___ Provided records ___

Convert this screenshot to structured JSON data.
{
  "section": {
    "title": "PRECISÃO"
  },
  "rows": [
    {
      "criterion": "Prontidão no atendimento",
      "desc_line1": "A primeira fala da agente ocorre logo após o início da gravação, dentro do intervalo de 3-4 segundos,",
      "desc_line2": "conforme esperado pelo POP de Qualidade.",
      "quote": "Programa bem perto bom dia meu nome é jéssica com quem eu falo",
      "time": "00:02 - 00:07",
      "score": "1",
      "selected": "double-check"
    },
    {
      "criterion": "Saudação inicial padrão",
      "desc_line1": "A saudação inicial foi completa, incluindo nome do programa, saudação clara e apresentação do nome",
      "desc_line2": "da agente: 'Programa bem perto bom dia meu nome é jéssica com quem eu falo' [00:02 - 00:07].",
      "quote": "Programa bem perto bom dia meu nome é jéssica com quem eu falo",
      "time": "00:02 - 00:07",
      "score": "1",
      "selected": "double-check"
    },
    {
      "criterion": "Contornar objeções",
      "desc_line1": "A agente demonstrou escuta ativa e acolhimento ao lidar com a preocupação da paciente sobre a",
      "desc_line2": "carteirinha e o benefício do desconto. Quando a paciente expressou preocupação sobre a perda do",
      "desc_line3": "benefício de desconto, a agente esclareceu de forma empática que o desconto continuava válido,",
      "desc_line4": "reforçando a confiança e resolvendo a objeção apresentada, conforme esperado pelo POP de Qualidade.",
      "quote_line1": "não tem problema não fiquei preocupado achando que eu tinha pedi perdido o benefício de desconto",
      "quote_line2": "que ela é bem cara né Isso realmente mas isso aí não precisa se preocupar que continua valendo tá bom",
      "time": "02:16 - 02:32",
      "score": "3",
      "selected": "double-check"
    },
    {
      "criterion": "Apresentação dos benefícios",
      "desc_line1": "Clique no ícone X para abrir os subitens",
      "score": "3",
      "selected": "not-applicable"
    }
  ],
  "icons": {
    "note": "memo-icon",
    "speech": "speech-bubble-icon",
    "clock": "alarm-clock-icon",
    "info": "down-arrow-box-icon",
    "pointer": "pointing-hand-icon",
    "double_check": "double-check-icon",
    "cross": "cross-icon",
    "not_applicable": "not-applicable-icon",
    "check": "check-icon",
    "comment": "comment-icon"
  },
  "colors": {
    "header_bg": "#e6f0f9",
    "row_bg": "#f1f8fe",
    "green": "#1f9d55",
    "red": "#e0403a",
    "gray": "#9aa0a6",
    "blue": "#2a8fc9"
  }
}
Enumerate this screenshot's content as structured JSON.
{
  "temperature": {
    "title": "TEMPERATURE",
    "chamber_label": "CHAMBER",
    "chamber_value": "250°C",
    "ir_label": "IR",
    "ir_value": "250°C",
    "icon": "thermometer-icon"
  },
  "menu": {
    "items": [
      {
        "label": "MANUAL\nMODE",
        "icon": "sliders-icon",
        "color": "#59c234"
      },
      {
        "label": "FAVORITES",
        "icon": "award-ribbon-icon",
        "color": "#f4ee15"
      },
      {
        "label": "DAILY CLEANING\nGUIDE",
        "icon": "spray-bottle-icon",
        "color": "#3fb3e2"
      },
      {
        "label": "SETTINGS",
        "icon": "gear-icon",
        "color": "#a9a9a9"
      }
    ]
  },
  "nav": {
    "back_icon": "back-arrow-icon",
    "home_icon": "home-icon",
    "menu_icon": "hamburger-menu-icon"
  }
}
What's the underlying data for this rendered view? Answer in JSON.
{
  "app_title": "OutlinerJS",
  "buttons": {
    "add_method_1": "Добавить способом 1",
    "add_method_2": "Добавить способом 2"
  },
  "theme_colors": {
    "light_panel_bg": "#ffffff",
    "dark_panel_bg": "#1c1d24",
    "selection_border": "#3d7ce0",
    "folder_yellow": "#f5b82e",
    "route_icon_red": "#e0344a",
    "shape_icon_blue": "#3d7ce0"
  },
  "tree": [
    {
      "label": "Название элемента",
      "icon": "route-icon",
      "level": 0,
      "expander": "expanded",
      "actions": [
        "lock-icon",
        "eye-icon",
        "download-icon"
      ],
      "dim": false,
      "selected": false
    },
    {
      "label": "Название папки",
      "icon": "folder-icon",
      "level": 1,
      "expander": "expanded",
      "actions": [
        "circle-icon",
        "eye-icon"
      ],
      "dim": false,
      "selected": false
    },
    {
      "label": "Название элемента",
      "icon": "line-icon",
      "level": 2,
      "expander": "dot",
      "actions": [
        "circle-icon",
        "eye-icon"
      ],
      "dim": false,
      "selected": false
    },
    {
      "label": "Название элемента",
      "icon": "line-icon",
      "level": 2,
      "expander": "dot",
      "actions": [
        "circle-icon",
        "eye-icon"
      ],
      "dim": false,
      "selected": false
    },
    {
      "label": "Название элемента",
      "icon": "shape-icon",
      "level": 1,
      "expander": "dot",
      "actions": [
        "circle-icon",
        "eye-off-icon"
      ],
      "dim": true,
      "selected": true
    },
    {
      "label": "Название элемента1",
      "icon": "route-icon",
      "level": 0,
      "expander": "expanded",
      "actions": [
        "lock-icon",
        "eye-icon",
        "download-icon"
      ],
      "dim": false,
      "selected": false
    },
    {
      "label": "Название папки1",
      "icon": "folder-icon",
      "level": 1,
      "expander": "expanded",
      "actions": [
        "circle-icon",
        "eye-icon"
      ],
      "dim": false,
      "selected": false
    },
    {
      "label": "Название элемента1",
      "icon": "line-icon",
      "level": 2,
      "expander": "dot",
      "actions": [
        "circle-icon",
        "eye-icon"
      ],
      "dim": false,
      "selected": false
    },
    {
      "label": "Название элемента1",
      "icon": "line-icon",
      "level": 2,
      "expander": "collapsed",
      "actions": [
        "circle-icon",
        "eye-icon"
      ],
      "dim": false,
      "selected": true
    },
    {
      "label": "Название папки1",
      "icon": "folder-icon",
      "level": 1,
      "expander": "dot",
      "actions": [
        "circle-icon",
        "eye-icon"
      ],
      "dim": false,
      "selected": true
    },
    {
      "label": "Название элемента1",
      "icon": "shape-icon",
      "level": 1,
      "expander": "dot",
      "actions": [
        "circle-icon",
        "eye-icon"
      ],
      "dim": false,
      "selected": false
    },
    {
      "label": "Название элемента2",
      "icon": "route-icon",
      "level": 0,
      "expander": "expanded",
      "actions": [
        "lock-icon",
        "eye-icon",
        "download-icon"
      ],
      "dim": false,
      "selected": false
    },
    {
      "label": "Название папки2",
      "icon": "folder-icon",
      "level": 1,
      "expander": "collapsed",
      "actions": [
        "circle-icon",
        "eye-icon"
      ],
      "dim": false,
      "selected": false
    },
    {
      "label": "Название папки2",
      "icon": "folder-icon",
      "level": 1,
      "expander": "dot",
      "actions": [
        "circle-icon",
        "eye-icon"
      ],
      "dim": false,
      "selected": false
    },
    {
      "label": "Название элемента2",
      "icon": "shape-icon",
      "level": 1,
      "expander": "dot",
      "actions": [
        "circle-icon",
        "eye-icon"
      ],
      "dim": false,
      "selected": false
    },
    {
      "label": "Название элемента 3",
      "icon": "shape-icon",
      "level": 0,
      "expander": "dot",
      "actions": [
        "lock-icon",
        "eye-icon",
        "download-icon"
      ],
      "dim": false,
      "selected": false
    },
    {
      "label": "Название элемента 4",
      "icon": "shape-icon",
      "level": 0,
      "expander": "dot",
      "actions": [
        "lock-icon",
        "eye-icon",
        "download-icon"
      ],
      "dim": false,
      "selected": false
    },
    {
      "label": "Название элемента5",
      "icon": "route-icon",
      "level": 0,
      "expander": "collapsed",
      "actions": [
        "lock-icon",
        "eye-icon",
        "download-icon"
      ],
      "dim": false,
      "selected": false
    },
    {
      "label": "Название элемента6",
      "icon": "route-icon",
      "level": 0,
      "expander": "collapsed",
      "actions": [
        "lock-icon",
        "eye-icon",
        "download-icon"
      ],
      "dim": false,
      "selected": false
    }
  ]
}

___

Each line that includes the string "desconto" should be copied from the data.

▶ **Result of this exercise**:
      "desc_line2": "carteirinha e o benefício do desconto. Quando a paciente expressou preocupação sobre a perda do",
      "desc_line3": "benefício de desconto, a agente esclareceu de forma empática que o desconto continuava válido,",
      "quote_line1": "não tem problema não fiquei preocupado achando que eu tinha pedi perdido o benefício de desconto",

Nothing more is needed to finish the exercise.